Updated 2016

Congratulations! Just by making it to this page you know more about Moldova than 99% of the people in this world. To say that Moldova is an obscurity to most people is an understatement. The former Soviet Republic - wedged in between Ukraine and Romania like a piece of corn stuck in your teeth - doesn't see too many tourists. If you do make it to Moldova, you will visit a land that most people have never heard of, let alone even thought of visiting.

Moldova is a poor country, the poorest in Europe. If you leave the capital Chisinau and go to the rural villages you will be transported back in time. People still get around by riding in carts pulled by oxen. This isn't to say that Moldova is a backwards place. Its cities are like most in the former Soviet sphere. There are wide avenues, sterile parks and apartment buildings that you can't tell whether they are in the process of being built or if they are in the process of falling apart.

People in Moldova largely speak Moldovan (Romanian) but in the biggest cities and in the breakaway region in the east there are a number of Russian speakers. No matter the language, you will undoubtedly enjoy the Moldovan wine. It was the wine capital of the former Soviet Union and for a buck or two you can consume large quantities of the stuff. Some of it is quite good.

Start with: Moldova Travel Facts.

What to do

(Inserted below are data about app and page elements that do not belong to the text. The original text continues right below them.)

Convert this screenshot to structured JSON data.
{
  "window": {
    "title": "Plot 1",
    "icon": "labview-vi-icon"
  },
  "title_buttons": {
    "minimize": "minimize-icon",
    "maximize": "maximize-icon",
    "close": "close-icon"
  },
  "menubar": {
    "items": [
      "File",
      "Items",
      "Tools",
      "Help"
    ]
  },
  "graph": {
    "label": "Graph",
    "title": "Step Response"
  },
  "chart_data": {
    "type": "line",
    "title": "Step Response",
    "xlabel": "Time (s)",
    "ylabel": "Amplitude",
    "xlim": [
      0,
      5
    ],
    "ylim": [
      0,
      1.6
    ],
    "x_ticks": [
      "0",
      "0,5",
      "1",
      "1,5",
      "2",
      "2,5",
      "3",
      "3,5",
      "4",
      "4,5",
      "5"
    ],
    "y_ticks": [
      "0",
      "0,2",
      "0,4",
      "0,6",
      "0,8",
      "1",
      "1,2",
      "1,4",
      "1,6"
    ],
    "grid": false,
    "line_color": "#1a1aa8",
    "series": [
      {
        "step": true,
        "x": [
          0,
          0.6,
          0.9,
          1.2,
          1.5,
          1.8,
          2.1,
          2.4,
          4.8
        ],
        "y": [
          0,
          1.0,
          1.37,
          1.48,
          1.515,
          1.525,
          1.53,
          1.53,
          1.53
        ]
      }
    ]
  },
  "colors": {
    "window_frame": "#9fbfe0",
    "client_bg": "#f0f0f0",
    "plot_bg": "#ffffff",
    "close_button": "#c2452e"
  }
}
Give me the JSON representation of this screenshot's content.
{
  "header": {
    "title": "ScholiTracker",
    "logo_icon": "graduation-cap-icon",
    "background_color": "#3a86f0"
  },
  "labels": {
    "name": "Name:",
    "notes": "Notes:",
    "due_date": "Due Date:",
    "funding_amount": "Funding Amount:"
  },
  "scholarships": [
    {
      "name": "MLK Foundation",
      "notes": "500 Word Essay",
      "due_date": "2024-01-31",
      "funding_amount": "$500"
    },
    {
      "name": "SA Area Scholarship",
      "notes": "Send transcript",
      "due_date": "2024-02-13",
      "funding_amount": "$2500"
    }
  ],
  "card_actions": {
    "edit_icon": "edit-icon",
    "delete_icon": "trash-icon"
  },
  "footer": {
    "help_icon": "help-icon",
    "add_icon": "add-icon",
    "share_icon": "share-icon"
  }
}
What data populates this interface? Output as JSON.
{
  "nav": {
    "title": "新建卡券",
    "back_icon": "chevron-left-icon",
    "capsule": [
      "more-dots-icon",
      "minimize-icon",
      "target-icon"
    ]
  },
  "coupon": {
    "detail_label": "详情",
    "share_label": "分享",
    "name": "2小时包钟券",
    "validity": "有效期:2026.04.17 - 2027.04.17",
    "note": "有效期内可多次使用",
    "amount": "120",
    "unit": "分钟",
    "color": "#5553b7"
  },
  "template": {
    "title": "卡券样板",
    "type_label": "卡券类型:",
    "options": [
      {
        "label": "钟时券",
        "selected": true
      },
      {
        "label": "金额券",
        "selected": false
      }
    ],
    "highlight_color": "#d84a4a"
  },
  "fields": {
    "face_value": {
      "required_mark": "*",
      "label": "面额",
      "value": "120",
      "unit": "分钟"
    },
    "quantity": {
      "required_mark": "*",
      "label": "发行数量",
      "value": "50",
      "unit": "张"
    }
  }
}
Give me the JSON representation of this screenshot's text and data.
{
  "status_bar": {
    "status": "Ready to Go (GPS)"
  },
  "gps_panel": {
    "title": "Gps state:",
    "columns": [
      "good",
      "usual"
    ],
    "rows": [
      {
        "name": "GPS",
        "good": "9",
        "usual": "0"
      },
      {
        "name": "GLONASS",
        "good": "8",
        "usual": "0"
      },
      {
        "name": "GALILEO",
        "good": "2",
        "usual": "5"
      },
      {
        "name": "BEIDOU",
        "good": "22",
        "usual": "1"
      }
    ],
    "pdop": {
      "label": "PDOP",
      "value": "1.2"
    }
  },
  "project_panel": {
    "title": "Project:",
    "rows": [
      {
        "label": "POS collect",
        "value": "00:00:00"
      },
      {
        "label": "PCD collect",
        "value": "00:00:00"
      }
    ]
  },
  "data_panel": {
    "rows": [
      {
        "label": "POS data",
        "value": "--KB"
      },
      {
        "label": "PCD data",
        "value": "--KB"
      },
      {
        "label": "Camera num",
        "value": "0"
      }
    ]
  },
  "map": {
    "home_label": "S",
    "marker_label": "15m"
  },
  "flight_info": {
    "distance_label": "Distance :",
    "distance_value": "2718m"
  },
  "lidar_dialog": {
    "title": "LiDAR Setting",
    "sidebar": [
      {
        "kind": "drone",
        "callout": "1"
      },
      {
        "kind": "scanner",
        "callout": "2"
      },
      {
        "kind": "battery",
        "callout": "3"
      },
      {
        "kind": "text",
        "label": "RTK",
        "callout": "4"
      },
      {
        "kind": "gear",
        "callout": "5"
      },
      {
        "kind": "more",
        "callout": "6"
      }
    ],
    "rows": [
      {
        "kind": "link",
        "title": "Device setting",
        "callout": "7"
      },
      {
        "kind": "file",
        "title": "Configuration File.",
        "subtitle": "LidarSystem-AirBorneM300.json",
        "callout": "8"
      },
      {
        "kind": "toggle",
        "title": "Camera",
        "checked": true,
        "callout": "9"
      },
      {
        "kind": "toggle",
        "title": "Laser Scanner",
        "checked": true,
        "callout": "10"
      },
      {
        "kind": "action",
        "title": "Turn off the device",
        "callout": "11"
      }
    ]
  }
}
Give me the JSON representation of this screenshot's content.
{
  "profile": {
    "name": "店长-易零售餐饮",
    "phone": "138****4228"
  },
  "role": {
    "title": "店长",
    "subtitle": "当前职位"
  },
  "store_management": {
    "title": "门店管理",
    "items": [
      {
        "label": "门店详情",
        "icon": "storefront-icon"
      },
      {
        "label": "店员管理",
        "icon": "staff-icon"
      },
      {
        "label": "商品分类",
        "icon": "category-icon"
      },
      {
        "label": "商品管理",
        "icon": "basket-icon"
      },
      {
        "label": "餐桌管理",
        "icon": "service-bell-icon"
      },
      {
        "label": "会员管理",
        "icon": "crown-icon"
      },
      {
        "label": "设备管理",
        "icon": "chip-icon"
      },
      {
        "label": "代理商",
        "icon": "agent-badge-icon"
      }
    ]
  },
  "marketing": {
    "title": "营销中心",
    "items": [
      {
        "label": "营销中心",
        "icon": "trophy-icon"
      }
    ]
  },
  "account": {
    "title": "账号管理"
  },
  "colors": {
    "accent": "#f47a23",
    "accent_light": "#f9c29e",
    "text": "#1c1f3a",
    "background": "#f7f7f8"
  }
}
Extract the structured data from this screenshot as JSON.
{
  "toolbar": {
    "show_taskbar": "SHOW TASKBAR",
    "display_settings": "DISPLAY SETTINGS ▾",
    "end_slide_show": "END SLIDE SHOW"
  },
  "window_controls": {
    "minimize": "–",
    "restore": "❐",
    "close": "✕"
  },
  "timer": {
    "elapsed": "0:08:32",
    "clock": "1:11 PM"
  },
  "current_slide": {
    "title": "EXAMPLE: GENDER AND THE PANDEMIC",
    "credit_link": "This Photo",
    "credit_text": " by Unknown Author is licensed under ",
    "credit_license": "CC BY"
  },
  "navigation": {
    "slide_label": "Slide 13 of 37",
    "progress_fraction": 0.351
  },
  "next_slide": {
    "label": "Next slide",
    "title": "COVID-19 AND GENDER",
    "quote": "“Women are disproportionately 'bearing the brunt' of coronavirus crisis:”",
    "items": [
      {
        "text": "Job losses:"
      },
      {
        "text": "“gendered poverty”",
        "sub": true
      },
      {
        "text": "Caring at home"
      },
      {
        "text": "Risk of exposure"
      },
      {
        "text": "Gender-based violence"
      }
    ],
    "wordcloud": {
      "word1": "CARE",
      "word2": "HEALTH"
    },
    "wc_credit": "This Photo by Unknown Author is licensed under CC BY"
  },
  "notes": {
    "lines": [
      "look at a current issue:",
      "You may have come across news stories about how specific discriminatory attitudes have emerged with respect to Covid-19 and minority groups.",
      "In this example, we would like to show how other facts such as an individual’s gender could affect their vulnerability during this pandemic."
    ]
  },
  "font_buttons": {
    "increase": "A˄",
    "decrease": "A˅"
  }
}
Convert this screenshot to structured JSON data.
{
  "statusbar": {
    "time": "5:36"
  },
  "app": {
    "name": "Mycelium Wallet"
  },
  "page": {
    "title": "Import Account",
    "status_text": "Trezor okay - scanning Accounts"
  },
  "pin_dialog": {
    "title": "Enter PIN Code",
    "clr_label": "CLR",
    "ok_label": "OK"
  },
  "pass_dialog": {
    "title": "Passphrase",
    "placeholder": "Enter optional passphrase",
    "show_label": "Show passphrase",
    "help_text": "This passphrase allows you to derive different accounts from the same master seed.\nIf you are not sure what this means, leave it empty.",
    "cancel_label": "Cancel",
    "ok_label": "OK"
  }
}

The capital of Chisinau has its charms although not too many obvious tourist attractions outside of its archeological museum. Balti is the second largest city and it's also somewhat unspectacular, but it has a pleasant Old City and main square.

Read: Lenin's Playground: The Invisible Soviet State.

Getting there

You can try to book a flight into Chisinau Airport (code: KIV), but fares tend to be high. You might consider flying into Bucharest (code: OTP) and taking the overnight train from there, which will cost much less than flying directly into Moldova.

Read: The Cave Monasteries of Moldova.

Where to stay

There are hotels in Moldova, but not a lot of hostels. Even for a former Soviet Republic, things are moving slowly here so it might be a few more years before the tourism infrastructure starts to be properly built out.